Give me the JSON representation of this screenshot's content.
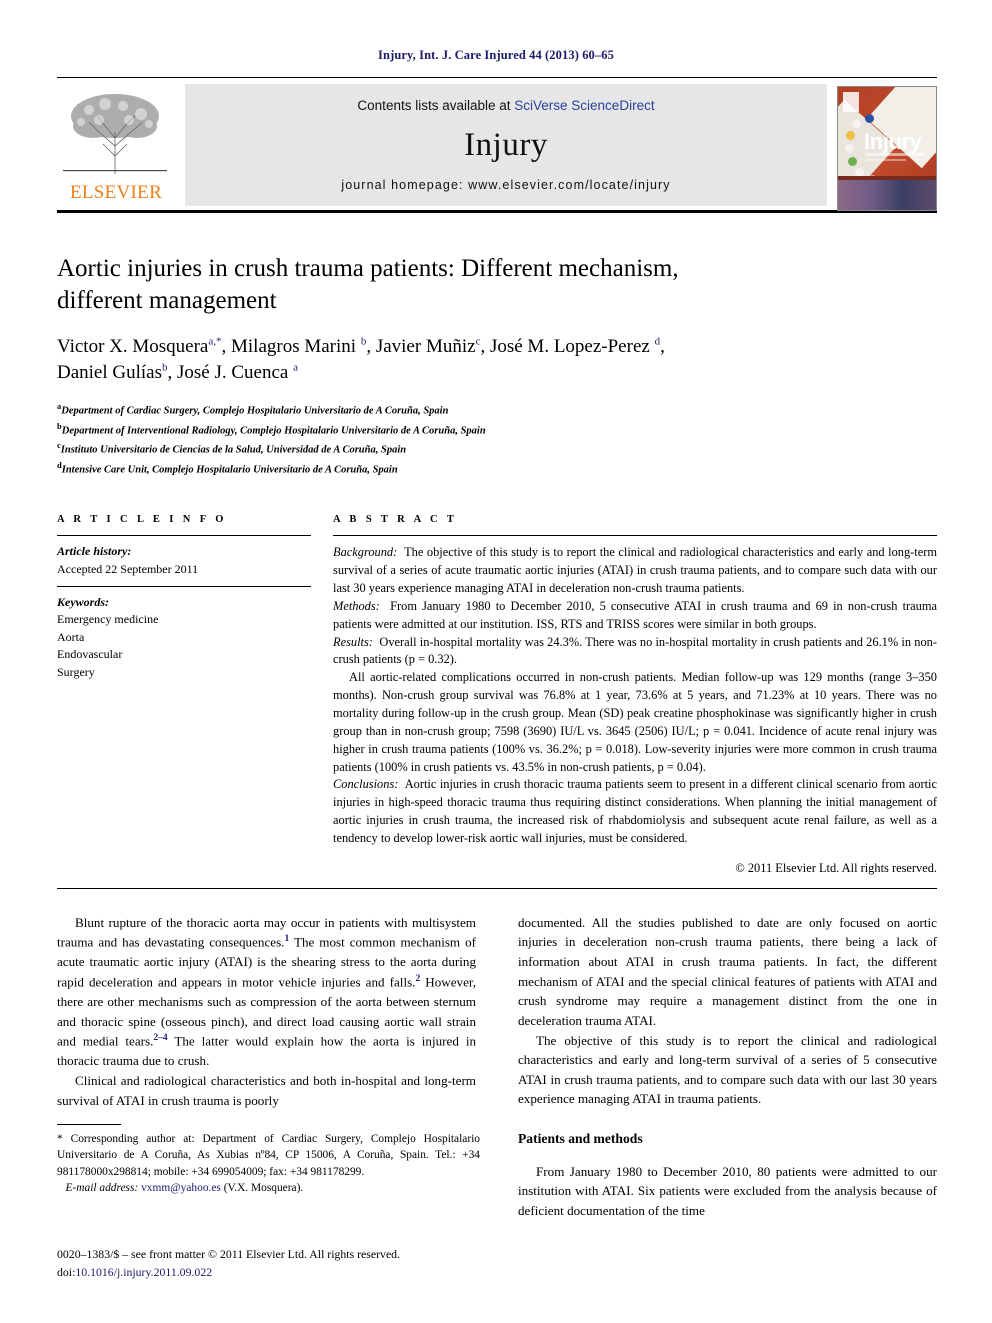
{
  "running_head": "Injury, Int. J. Care Injured 44 (2013) 60–65",
  "masthead": {
    "contents_prefix": "Contents lists available at ",
    "sciencedirect": "SciVerse ScienceDirect",
    "journal_title": "Injury",
    "homepage": "journal homepage: www.elsevier.com/locate/injury",
    "publisher_wordmark": "ELSEVIER",
    "cover_title": "Injury",
    "sciencedirect_color": "#2b3f9e",
    "elsevier_orange": "#ef7d1a",
    "band_color": "#e6e6e6"
  },
  "title": "Aortic injuries in crush trauma patients: Different mechanism, different management",
  "authors": [
    {
      "name": "Victor X. Mosquera",
      "sup": "a,*"
    },
    {
      "name": "Milagros Marini",
      "sup": "b"
    },
    {
      "name": "Javier Muñiz",
      "sup": "c"
    },
    {
      "name": "José M. Lopez-Perez",
      "sup": "d"
    },
    {
      "name": "Daniel Gulías",
      "sup": "b"
    },
    {
      "name": "José J. Cuenca",
      "sup": "a"
    }
  ],
  "affiliations": [
    {
      "mark": "a",
      "text": "Department of Cardiac Surgery, Complejo Hospitalario Universitario de A Coruña, Spain"
    },
    {
      "mark": "b",
      "text": "Department of Interventional Radiology, Complejo Hospitalario Universitario de A Coruña, Spain"
    },
    {
      "mark": "c",
      "text": "Instituto Universitario de Ciencias de la Salud, Universidad de A Coruña, Spain"
    },
    {
      "mark": "d",
      "text": "Intensive Care Unit, Complejo Hospitalario Universitario de A Coruña, Spain"
    }
  ],
  "article_info": {
    "heading": "A R T I C L E   I N F O",
    "history_label": "Article history:",
    "history_value": "Accepted 22 September 2011",
    "keywords_label": "Keywords:",
    "keywords": [
      "Emergency medicine",
      "Aorta",
      "Endovascular",
      "Surgery"
    ]
  },
  "abstract": {
    "heading": "A B S T R A C T",
    "background_label": "Background:",
    "background_text": "The objective of this study is to report the clinical and radiological characteristics and early and long-term survival of a series of acute traumatic aortic injuries (ATAI) in crush trauma patients, and to compare such data with our last 30 years experience managing ATAI in deceleration non-crush trauma patients.",
    "methods_label": "Methods:",
    "methods_text": "From January 1980 to December 2010, 5 consecutive ATAI in crush trauma and 69 in non-crush trauma patients were admitted at our institution. ISS, RTS and TRISS scores were similar in both groups.",
    "results_label": "Results:",
    "results_text": "Overall in-hospital mortality was 24.3%. There was no in-hospital mortality in crush patients and 26.1% in non-crush patients (p = 0.32).",
    "results_para2": "All aortic-related complications occurred in non-crush patients. Median follow-up was 129 months (range 3–350 months). Non-crush group survival was 76.8% at 1 year, 73.6% at 5 years, and 71.23% at 10 years. There was no mortality during follow-up in the crush group. Mean (SD) peak creatine phosphokinase was significantly higher in crush group than in non-crush group; 7598 (3690) IU/L vs. 3645 (2506) IU/L; p = 0.041. Incidence of acute renal injury was higher in crush trauma patients (100% vs. 36.2%; p = 0.018). Low-severity injuries were more common in crush trauma patients (100% in crush patients vs. 43.5% in non-crush patients, p = 0.04).",
    "conclusions_label": "Conclusions:",
    "conclusions_text": "Aortic injuries in crush thoracic trauma patients seem to present in a different clinical scenario from aortic injuries in high-speed thoracic trauma thus requiring distinct considerations. When planning the initial management of aortic injuries in crush trauma, the increased risk of rhabdomiolysis and subsequent acute renal failure, as well as a tendency to develop lower-risk aortic wall injuries, must be considered.",
    "copyright": "© 2011 Elsevier Ltd. All rights reserved."
  },
  "body": {
    "left_p1_a": "Blunt rupture of the thoracic aorta may occur in patients with multisystem trauma and has devastating consequences.",
    "left_p1_s1": "1",
    "left_p1_b": " The most common mechanism of acute traumatic aortic injury (ATAI) is the shearing stress to the aorta during rapid deceleration and appears in motor vehicle injuries and falls.",
    "left_p1_s2": "2",
    "left_p1_c": " However, there are other mechanisms such as compression of the aorta between sternum and thoracic spine (osseous pinch), and direct load causing aortic wall strain and medial tears.",
    "left_p1_s3": "2–4",
    "left_p1_d": " The latter would explain how the aorta is injured in thoracic trauma due to crush.",
    "left_p2": "Clinical and radiological characteristics and both in-hospital and long-term survival of ATAI in crush trauma is poorly",
    "right_p1": "documented. All the studies published to date are only focused on aortic injuries in deceleration non-crush trauma patients, there being a lack of information about ATAI in crush trauma patients. In fact, the different mechanism of ATAI and the special clinical features of patients with ATAI and crush syndrome may require a management distinct from the one in deceleration trauma ATAI.",
    "right_p2": "The objective of this study is to report the clinical and radiological characteristics and early and long-term survival of a series of 5 consecutive ATAI in crush trauma patients, and to compare such data with our last 30 years experience managing ATAI in trauma patients.",
    "section_heading": "Patients and methods",
    "right_p3": "From January 1980 to December 2010, 80 patients were admitted to our institution with ATAI. Six patients were excluded from the analysis because of deficient documentation of the time"
  },
  "footnote": {
    "star": "*",
    "corresponding_text": " Corresponding author at: Department of Cardiac Surgery, Complejo Hospitalario Universitario de A Coruña, As Xubias nº84, CP 15006, A Coruña, Spain. Tel.: +34 981178000x298814; mobile: +34 699054009; fax: +34 981178299.",
    "email_label": "E-mail address:",
    "email": "vxmm@yahoo.es",
    "email_owner": "(V.X. Mosquera)."
  },
  "issn": {
    "line1": "0020–1383/$ – see front matter © 2011 Elsevier Ltd. All rights reserved.",
    "doi_prefix": "doi:",
    "doi_link": "10.1016/j.injury.2011.09.022"
  }
}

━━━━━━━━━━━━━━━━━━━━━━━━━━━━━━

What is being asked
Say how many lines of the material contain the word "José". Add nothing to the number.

Exercise solution
2